Up to one-third of authors don’t meet criteria for adding their name to a paper, study finds
It’s a practice that makes some scientists cringe: The lead author of a paper pays homage to a department chair, or a colleague who helped secure a grant, by listing them among the manuscript’s authors—even though the person made no intellectual contribution to the paper. Such “honorary authorship” is discouraged by many journals, publishing industry groups, and universities, who say it undermines the integrity of scientific literature.
Research integrity guidance, such as the Australian Code for the Responsible Conduct of Research provide criteria to establish if a contributor can be listed as an author for a research output. Similar guidance is provided by international documents such as the COPE and the ICMJE. An individual assisting with the securing of research funds or merely being the head of a research centre is not sufficient for a person to be listed as a co-author. Of course, it is quite reasonable for such a person to be acknowledged. This piece in Science reflects on research the looked at how common gift or honorary authorship is and why it is a concern. In Australia, the practice is at least a breach of the Code.
The unusually large study is “novel and adds to what we know” about the long-standing but controversial practice, says Annette Flanagin, executive managing editor of JAMA and the JAMA Network, who was not involved in the work. And the finding comes as authorship practices have come under scrutiny over concerns that senior researchers often horn in on credit for work done by junior colleagues.

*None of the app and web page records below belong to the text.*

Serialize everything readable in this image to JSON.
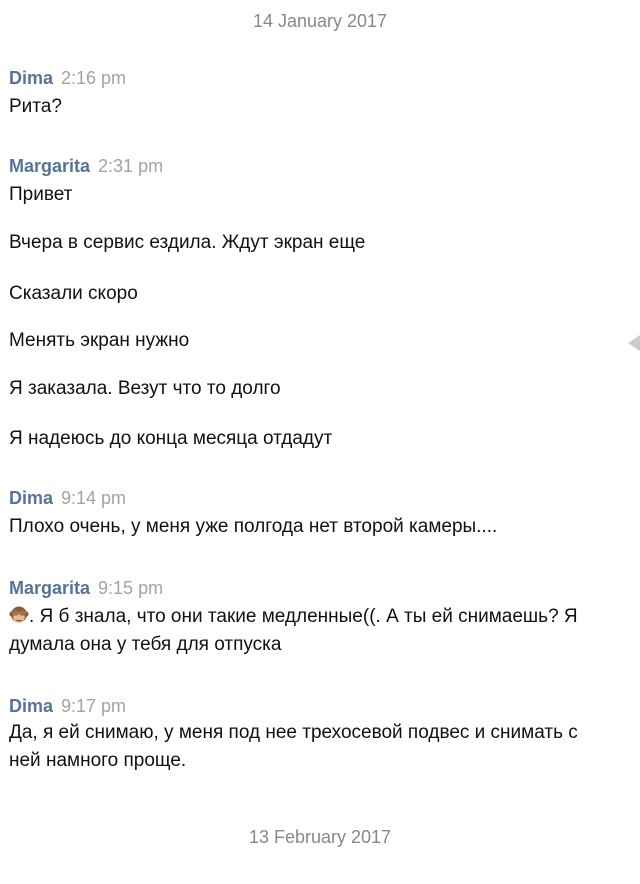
{
  "dates": [
    "14 January 2017",
    "13 February 2017"
  ],
  "messages": [
    {
      "sender": "Dima",
      "time": "2:16 pm",
      "lines": [
        "Рита?"
      ]
    },
    {
      "sender": "Margarita",
      "time": "2:31 pm",
      "lines": [
        "Привет",
        "Вчера в сервис ездила. Ждут экран еще",
        "Сказали скоро",
        "Менять экран нужно",
        "Я заказала. Везут что то долго",
        "Я надеюсь до конца месяца отдадут"
      ]
    },
    {
      "sender": "Dima",
      "time": "9:14 pm",
      "lines": [
        "Плохо очень, у меня уже полгода нет второй камеры...."
      ]
    },
    {
      "sender": "Margarita",
      "time": "9:15 pm",
      "emoji": "see-no-evil-monkey-icon",
      "lines": [
        ". Я б знала, что они такие медленные((. А ты ей снимаешь? Я думала она у тебя для отпуска"
      ]
    },
    {
      "sender": "Dima",
      "time": "9:17 pm",
      "lines": [
        "Да, я ей снимаю, у меня под нее трехосевой подвес и снимать с ней намного проще."
      ]
    }
  ],
  "colors": {
    "sender": "#55739b",
    "time": "#a3a3a3",
    "date": "#888888"
  },
  "icons": {
    "scroll_indicator": "triangle-left-icon"
  }
}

Previous studies of honorary authorship have estimated its frequency by surveying scientists directly. But such self-reported data can be unreliable. To get a firmer grip, a team led by veterinary researcher Nicola Di Girolamo of Cornell University examined what it believes to be a more reliable measure: statements, typically written by a paper’s lead author, that describe each author’s contribution to the work. Specifically, the team examined statements that accompanied some 82,000 papers—with 629,000 authors—that were published in seven open-access journals from 2017 to 2021. All the journals are published by the Public Library of Science.